*Task brief*. Write out each record exactly as given, but do not include the pictures.

(Element data from apps and pages)
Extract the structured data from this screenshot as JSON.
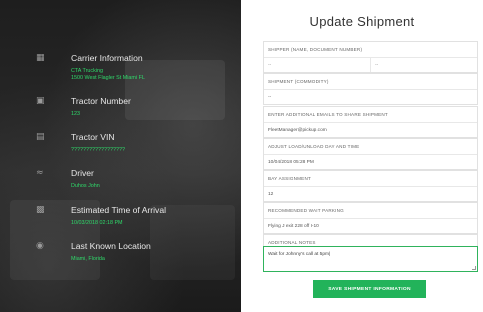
{
  "carrier": {
    "title": "Carrier Information",
    "name": "CTA Trucking",
    "address": "1500 West Flagler St Miami FL"
  },
  "tractor_number": {
    "title": "Tractor Number",
    "value": "123"
  },
  "tractor_vin": {
    "title": "Tractor VIN",
    "value": "??????????????????"
  },
  "driver": {
    "title": "Driver",
    "value": "Duhos John"
  },
  "eta": {
    "title": "Estimated Time of Arrival",
    "value": "10/03/2018 02:18 PM"
  },
  "location": {
    "title": "Last Known Location",
    "value": "Miami, Florida"
  },
  "form": {
    "title": "Update Shipment",
    "shipper_label": "Shipper (Name, Document Number)",
    "shipper_left_placeholder": "--",
    "shipper_right_placeholder": "--",
    "shipment_label": "Shipment (Commodity)",
    "shipment_value": "--",
    "emails_label": "Enter Additional Emails to Share Shipment",
    "emails_value": "FleetManager@pickup.com",
    "adjust_label": "Adjust Load/Unload Day and Time",
    "adjust_value": "10/04/2018 05:28 PM",
    "bay_label": "Bay Assignment",
    "bay_value": "12",
    "parking_label": "Recommended Wait Parking",
    "parking_value": "Flying J exit 228 off I-10",
    "notes_label": "Additional Notes",
    "notes_value": "Wait for Johnny's call at 5pm|",
    "save_label": "Save Shipment Information"
  },
  "icons": {
    "carrier": "building-icon",
    "tractor_number": "truck-icon",
    "tractor_vin": "barcode-icon",
    "driver": "driver-icon",
    "eta": "calendar-icon",
    "location": "map-pin-icon"
  },
  "colors": {
    "accent": "#22b35a",
    "value_green": "#2fd96a",
    "left_bg": "#222222"
  }
}
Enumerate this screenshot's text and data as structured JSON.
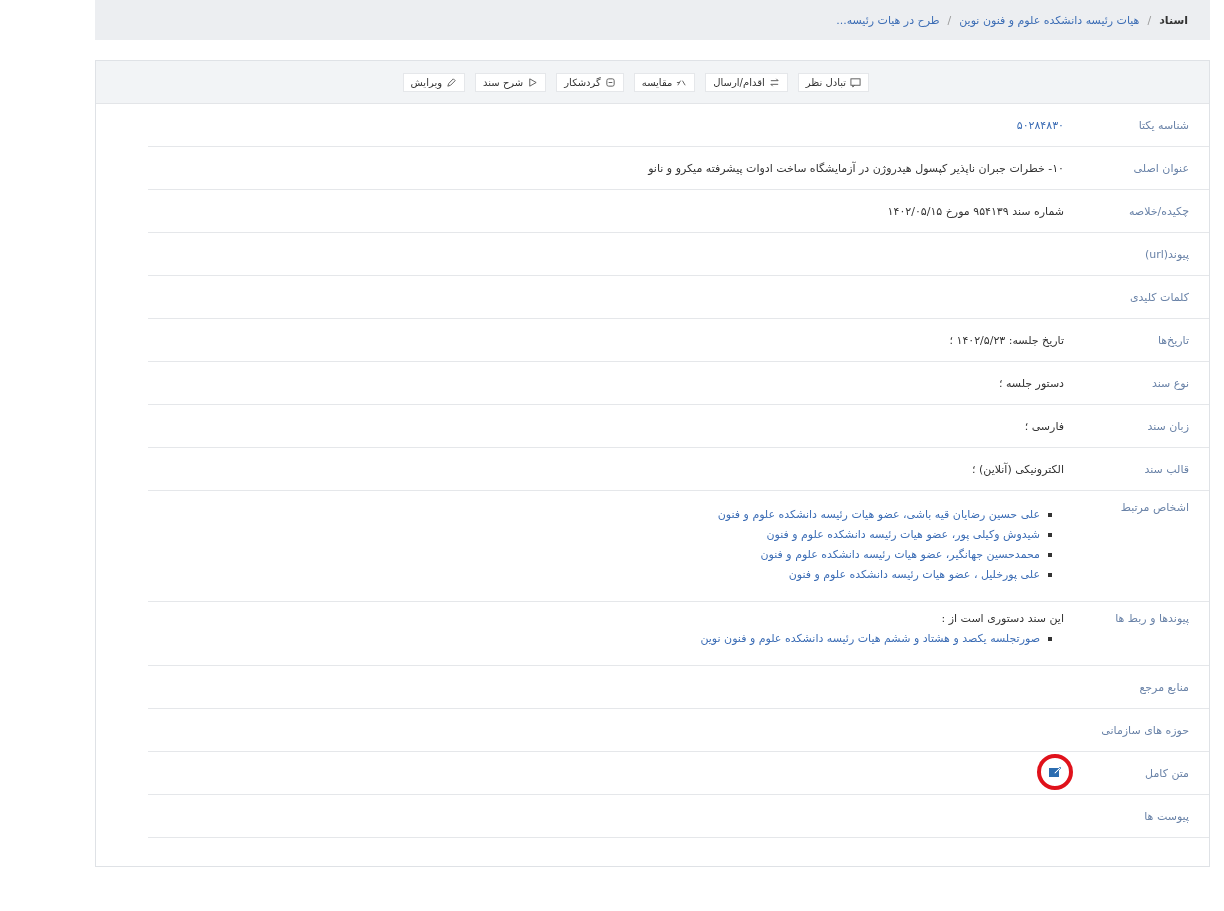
{
  "breadcrumb_separator": "/",
  "breadcrumb": [
    {
      "kind": "text",
      "label": "اسناد"
    },
    {
      "kind": "link",
      "label": "هیات رئیسه دانشکده علوم و فنون نوین"
    },
    {
      "kind": "link",
      "label": "طرح در هیات رئیسه..."
    }
  ],
  "toolbar": [
    "تبادل نظر",
    "اقدام/ارسال",
    "مقایسه",
    "گردشکار",
    "شرح سند",
    "ویرایش"
  ],
  "rows": [
    {
      "label": "شناسه یکتا",
      "kind": "link",
      "value": "۵۰۲۸۴۸۳۰"
    },
    {
      "label": "عنوان اصلی",
      "kind": "text",
      "value": "۱۰- خطرات جبران ناپذیر کپسول هیدروژن در آزمایشگاه ساخت ادوات پیشرفته میکرو و نانو"
    },
    {
      "label": "چکیده/خلاصه",
      "kind": "text",
      "value": "شماره سند ۹۵۴۱۳۹ مورخ ۱۴۰۲/۰۵/۱۵"
    },
    {
      "label": "پیوند(url)",
      "kind": "empty"
    },
    {
      "label": "کلمات کلیدی",
      "kind": "empty"
    },
    {
      "label": "تاریخ‌ها",
      "kind": "text",
      "value": "تاریخ جلسه: ۱۴۰۲/۵/۲۳ ؛"
    },
    {
      "label": "نوع سند",
      "kind": "text",
      "value": "دستور جلسه ؛"
    },
    {
      "label": "زبان سند",
      "kind": "text",
      "value": "فارسی ؛"
    },
    {
      "label": "قالب سند",
      "kind": "text",
      "value": "الکترونیکی (آنلاین) ؛"
    },
    {
      "label": "اشخاص مرتبط",
      "kind": "list",
      "items": [
        "علی حسین رضایان قیه باشی، عضو هیات رئیسه دانشکده علوم و فنون",
        "شیدوش وکیلی پور، عضو هیات رئیسه دانشکده علوم و فنون",
        "محمدحسین جهانگیر، عضو هیات رئیسه دانشکده علوم و فنون",
        "علی پورخلیل ، عضو هیات رئیسه دانشکده علوم و فنون"
      ]
    },
    {
      "label": "پیوندها و ربط ها",
      "kind": "list",
      "value": "این سند دستوری است از :",
      "items": [
        "صورتجلسه یکصد و هشتاد و ششم هیات رئیسه دانشکده علوم و فنون نوین"
      ]
    },
    {
      "label": "منابع مرجع",
      "kind": "empty"
    },
    {
      "label": "حوزه های سازمانی",
      "kind": "empty"
    },
    {
      "label": "متن کامل",
      "kind": "icon"
    },
    {
      "label": "پیوست ها",
      "kind": "empty"
    }
  ]
}
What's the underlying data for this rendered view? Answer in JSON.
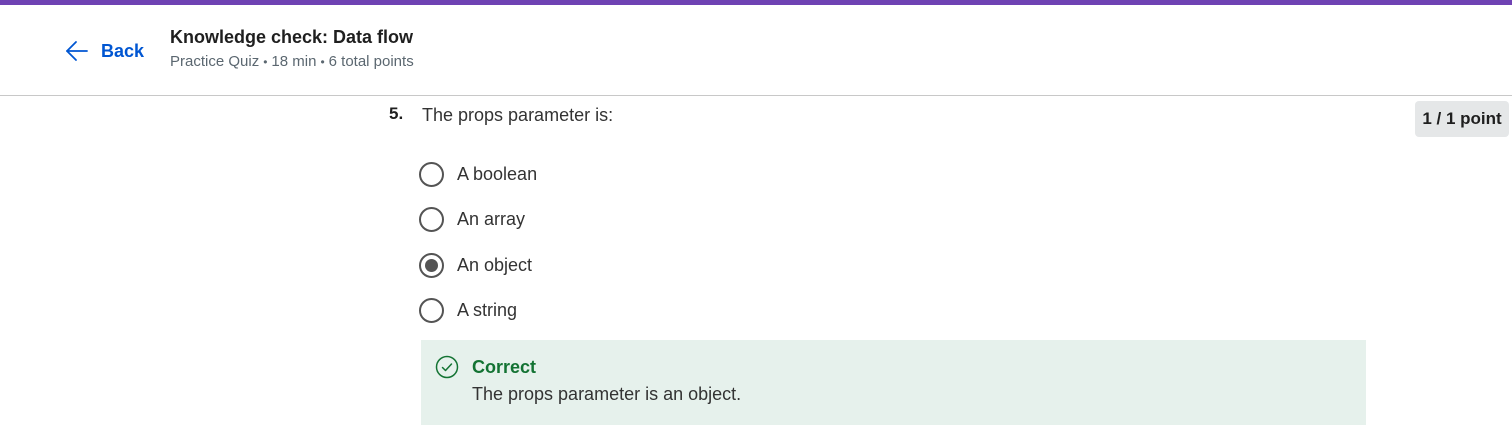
{
  "header": {
    "back_label": "Back",
    "title": "Knowledge check: Data flow",
    "meta": {
      "type": "Practice Quiz",
      "duration": "18 min",
      "points": "6 total points"
    }
  },
  "question": {
    "number": "5.",
    "text": "The props parameter is:",
    "score": "1 / 1 point",
    "options": [
      {
        "label": "A boolean",
        "selected": false
      },
      {
        "label": "An array",
        "selected": false
      },
      {
        "label": "An object",
        "selected": true
      },
      {
        "label": "A string",
        "selected": false
      }
    ]
  },
  "feedback": {
    "status": "Correct",
    "explanation": "The props parameter is an object."
  },
  "colors": {
    "accent_bar": "#6f42b3",
    "link": "#0056d2",
    "correct": "#137333",
    "feedback_bg": "#e6f1ec"
  }
}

*Solution for this exercise*.
Extract the structured data from this screenshot as JSON.
{
  "carrier": {
    "title": "Carrier Information",
    "name": "CTA Trucking",
    "address": "1500 West Flagler St Miami FL"
  },
  "tractor_number": {
    "title": "Tractor Number",
    "value": "123"
  },
  "tractor_vin": {
    "title": "Tractor VIN",
    "value": "??????????????????"
  },
  "driver": {
    "title": "Driver",
    "value": "Duhos John"
  },
  "eta": {
    "title": "Estimated Time of Arrival",
    "value": "10/03/2018 02:18 PM"
  },
  "location": {
    "title": "Last Known Location",
    "value": "Miami, Florida"
  },
  "form": {
    "title": "Update Shipment",
    "shipper_label": "Shipper (Name, Document Number)",
    "shipper_left_placeholder": "--",
    "shipper_right_placeholder": "--",
    "shipment_label": "Shipment (Commodity)",
    "shipment_value": "--",
    "emails_label": "Enter Additional Emails to Share Shipment",
    "emails_value": "FleetManager@pickup.com",
    "adjust_label": "Adjust Load/Unload Day and Time",
    "adjust_value": "10/04/2018 05:28 PM",
    "bay_label": "Bay Assignment",
    "bay_value": "12",
    "parking_label": "Recommended Wait Parking",
    "parking_value": "Flying J exit 228 off I-10",
    "notes_label": "Additional Notes",
    "notes_value": "Wait for Johnny's call at 5pm|",
    "save_label": "Save Shipment Information"
  },
  "icons": {
    "carrier": "building-icon",
    "tractor_number": "truck-icon",
    "tractor_vin": "barcode-icon",
    "driver": "driver-icon",
    "eta": "calendar-icon",
    "location": "map-pin-icon"
  },
  "colors": {
    "accent": "#22b35a",
    "value_green": "#2fd96a",
    "left_bg": "#222222"
  }
}
Enumerate this screenshot's text and data as structured JSON.
{
  "breadcrumb_separator": "/",
  "breadcrumb": [
    {
      "kind": "text",
      "label": "اسناد"
    },
    {
      "kind": "link",
      "label": "هیات رئیسه دانشکده علوم و فنون نوین"
    },
    {
      "kind": "link",
      "label": "طرح در هیات رئیسه..."
    }
  ],
  "toolbar": [
    "تبادل نظر",
    "اقدام/ارسال",
    "مقایسه",
    "گردشکار",
    "شرح سند",
    "ویرایش"
  ],
  "rows": [
    {
      "label": "شناسه یکتا",
      "kind": "link",
      "value": "۵۰۲۸۴۸۳۰"
    },
    {
      "label": "عنوان اصلی",
      "kind": "text",
      "value": "۱۰- خطرات جبران ناپذیر کپسول هیدروژن در آزمایشگاه ساخت ادوات پیشرفته میکرو و نانو"
    },
    {
      "label": "چکیده/خلاصه",
      "kind": "text",
      "value": "شماره سند ۹۵۴۱۳۹ مورخ ۱۴۰۲/۰۵/۱۵"
    },
    {
      "label": "پیوند(url)",
      "kind": "empty"
    },
    {
      "label": "کلمات کلیدی",
      "kind": "empty"
    },
    {
      "label": "تاریخ‌ها",
      "kind": "text",
      "value": "تاریخ جلسه: ۱۴۰۲/۵/۲۳ ؛"
    },
    {
      "label": "نوع سند",
      "kind": "text",
      "value": "دستور جلسه ؛"
    },
    {
      "label": "زبان سند",
      "kind": "text",
      "value": "فارسی ؛"
    },
    {
      "label": "قالب سند",
      "kind": "text",
      "value": "الکترونیکی (آنلاین) ؛"
    },
    {
      "label": "اشخاص مرتبط",
      "kind": "list",
      "items": [
        "علی حسین رضایان قیه باشی، عضو هیات رئیسه دانشکده علوم و فنون",
        "شیدوش وکیلی پور، عضو هیات رئیسه دانشکده علوم و فنون",
        "محمدحسین جهانگیر، عضو هیات رئیسه دانشکده علوم و فنون",
        "علی پورخلیل ، عضو هیات رئیسه دانشکده علوم و فنون"
      ]
    },
    {
      "label": "پیوندها و ربط ها",
      "kind": "list",
      "value": "این سند دستوری است از :",
      "items": [
        "صورتجلسه یکصد و هشتاد و ششم هیات رئیسه دانشکده علوم و فنون نوین"
      ]
    },
    {
      "label": "منابع مرجع",
      "kind": "empty"
    },
    {
      "label": "حوزه های سازمانی",
      "kind": "empty"
    },
    {
      "label": "متن کامل",
      "kind": "icon"
    },
    {
      "label": "پیوست ها",
      "kind": "empty"
    }
  ]
}
What's the underlying data for this rendered view? Answer in JSON.
{
  "header": {
    "back_label": "Back",
    "title": "Knowledge check: Data flow",
    "meta": {
      "type": "Practice Quiz",
      "duration": "18 min",
      "points": "6 total points"
    }
  },
  "question": {
    "number": "5.",
    "text": "The props parameter is:",
    "score": "1 / 1 point",
    "options": [
      {
        "label": "A boolean",
        "selected": false
      },
      {
        "label": "An array",
        "selected": false
      },
      {
        "label": "An object",
        "selected": true
      },
      {
        "label": "A string",
        "selected": false
      }
    ]
  },
  "feedback": {
    "status": "Correct",
    "explanation": "The props parameter is an object."
  },
  "colors": {
    "accent_bar": "#6f42b3",
    "link": "#0056d2",
    "correct": "#137333",
    "feedback_bg": "#e6f1ec"
  }
}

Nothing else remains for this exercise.